The podcast, The Unruly Muse, started during Covid lockdown when John Modaff, a former student, got back in touch. We had worked together before in performance when I was teaching at the University of Texas. He’s an excellent musician and sound engineer. I asked if he wanted to do a podcast with me featuring work by living writers and musicians. He said yes. We’ve now recorded together for 3 years. We’ve performed excerpts from many of the stories in The Lost Archive. The response to the stories by listeners motivated me to make this collection.
My wife, Lynda Miller, started Bosque Press in 2011. We published a literary magazine, bosque, for 9 years. In 2016, we started a magazine that’s half art and half writing called ABQ inPrint. We intend to keep publishing this zine, which showcases many New Mexico writers and artists. We also publish selected books.
Setting is a strong character in your stories. Can you talk about how setting and identity play out in your fiction?
Many of the characters search for home in these stories, and sometimes home is a person as it is for the uncle in “Afterthought”—he feels he’s lost his home after his wife dies. Alice B. Toklas finds home with Gertrude. For the narrator of “The Last Usher” the house itself, representing generations of ancestors, is paramount, and as it burns, she wonders who she can be without it. In the two North Dakota stories, the history of the family is written on the land—that’s their archive. I think setting allows us as writers to anchor our fiction in the deep textures that either ground the characters or that they run away from.

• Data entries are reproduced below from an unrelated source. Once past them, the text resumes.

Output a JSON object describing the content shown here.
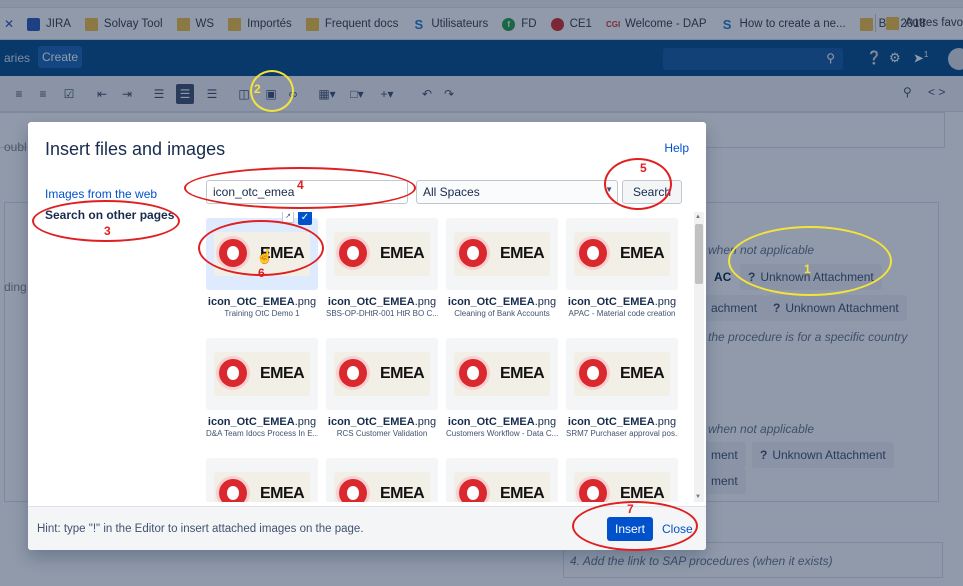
{
  "bookmarks": {
    "items": [
      {
        "label": "JIRA",
        "icon": "jira-icon"
      },
      {
        "label": "Solvay Tool",
        "icon": "folder-icon"
      },
      {
        "label": "WS",
        "icon": "folder-icon"
      },
      {
        "label": "Importés",
        "icon": "folder-icon"
      },
      {
        "label": "Frequent docs",
        "icon": "folder-icon"
      },
      {
        "label": "Utilisateurs",
        "icon": "solvay-icon"
      },
      {
        "label": "FD",
        "icon": "fd-icon"
      },
      {
        "label": "CE1",
        "icon": "ce1-icon"
      },
      {
        "label": "Welcome - DAP",
        "icon": "cgi-icon"
      },
      {
        "label": "How to create a ne...",
        "icon": "solvay-icon"
      },
      {
        "label": "BW 2018",
        "icon": "folder-icon"
      }
    ],
    "other": "Autres favo"
  },
  "appbar": {
    "left_label": "aries",
    "create": "Create",
    "notification_count": "1"
  },
  "toolbar": {
    "right_expand": "< >"
  },
  "background": {
    "when_not_applicable_1": "when not applicable",
    "ac": "AC",
    "chip_unknown_1": "Unknown Attachment",
    "chip_attachment_a": "achment",
    "chip_unknown_2": "Unknown Attachment",
    "procedure_country": "the procedure is for a specific country",
    "when_not_applicable_2": "when not applicable",
    "chip_ment": "ment",
    "chip_unknown_3": "Unknown Attachment",
    "chip_ment2": "ment",
    "sap_link": "4. Add the link to SAP procedures (when it exists)",
    "left_fragment_1": "oubl",
    "left_fragment_2": "ding"
  },
  "dialog": {
    "title": "Insert files and images",
    "help": "Help",
    "side": {
      "web": "Images from the web",
      "other_pages": "Search on other pages"
    },
    "search_value": "icon_otc_emea",
    "space_selected": "All Spaces",
    "search_button": "Search",
    "results": [
      {
        "name": "icon_OtC_EMEA",
        "ext": ".png",
        "page": "Training OtC Demo 1",
        "banner": "EMEA"
      },
      {
        "name": "icon_OtC_EMEA",
        "ext": ".png",
        "page": "SBS-OP-DHtR-001 HtR BO C...",
        "banner": "EMEA"
      },
      {
        "name": "icon_OtC_EMEA",
        "ext": ".png",
        "page": "Cleaning of Bank Accounts",
        "banner": "EMEA"
      },
      {
        "name": "icon_OtC_EMEA",
        "ext": ".png",
        "page": "APAC - Material code creation",
        "banner": "EMEA"
      },
      {
        "name": "icon_OtC_EMEA",
        "ext": ".png",
        "page": "D&A Team Idocs Process In E...",
        "banner": "EMEA"
      },
      {
        "name": "icon_OtC_EMEA",
        "ext": ".png",
        "page": "RCS Customer Validation",
        "banner": "EMEA"
      },
      {
        "name": "icon_OtC_EMEA",
        "ext": ".png",
        "page": "Customers Workflow - Data C...",
        "banner": "EMEA"
      },
      {
        "name": "icon_OtC_EMEA",
        "ext": ".png",
        "page": "SRM7 Purchaser approval pos...",
        "banner": "EMEA"
      },
      {
        "name": "icon_OtC_EMEA",
        "ext": ".png",
        "page": "",
        "banner": "EMEA"
      },
      {
        "name": "icon_OtC_EMEA",
        "ext": ".png",
        "page": "",
        "banner": "EMEA"
      },
      {
        "name": "icon_OtC_EMEA",
        "ext": ".png",
        "page": "",
        "banner": "EMEA"
      },
      {
        "name": "icon_OtC_EMEA",
        "ext": ".png",
        "page": "",
        "banner": "EMEA"
      }
    ],
    "hint": "Hint: type \"!\" in the Editor to insert attached images on the page.",
    "insert": "Insert",
    "close": "Close"
  },
  "annotations": {
    "n1": "1",
    "n2": "2",
    "n3": "3",
    "n4": "4",
    "n5": "5",
    "n6": "6",
    "n7": "7"
  },
  "colors": {
    "header": "#0a4d8c",
    "primary": "#0052cc",
    "annotation_red": "#e02020",
    "annotation_yellow": "#f5e33a"
  }
}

Lynn C. Miller is the author of four novels. Her third novel, The Day After Death, was named a 2017 Lambda Literary Award finalist. She has performed and directed the work of women writers, including Gertrude Stein, Edith Wharton, Victoria Woodhull, and Katherine Anne Porter and sometimes weaves their histories into her writing. Miller taught performance studies and writing at the University of Southern California, Pennsylvania State University, and the University of Texas at Austin where she was Professor of Theater and Dance until 2007. She is co-publisher of Bosque Press, co-host of the podcast The Unruly Muse, and lives in Albuquerque. For more information, go to www.lynncmiller.com.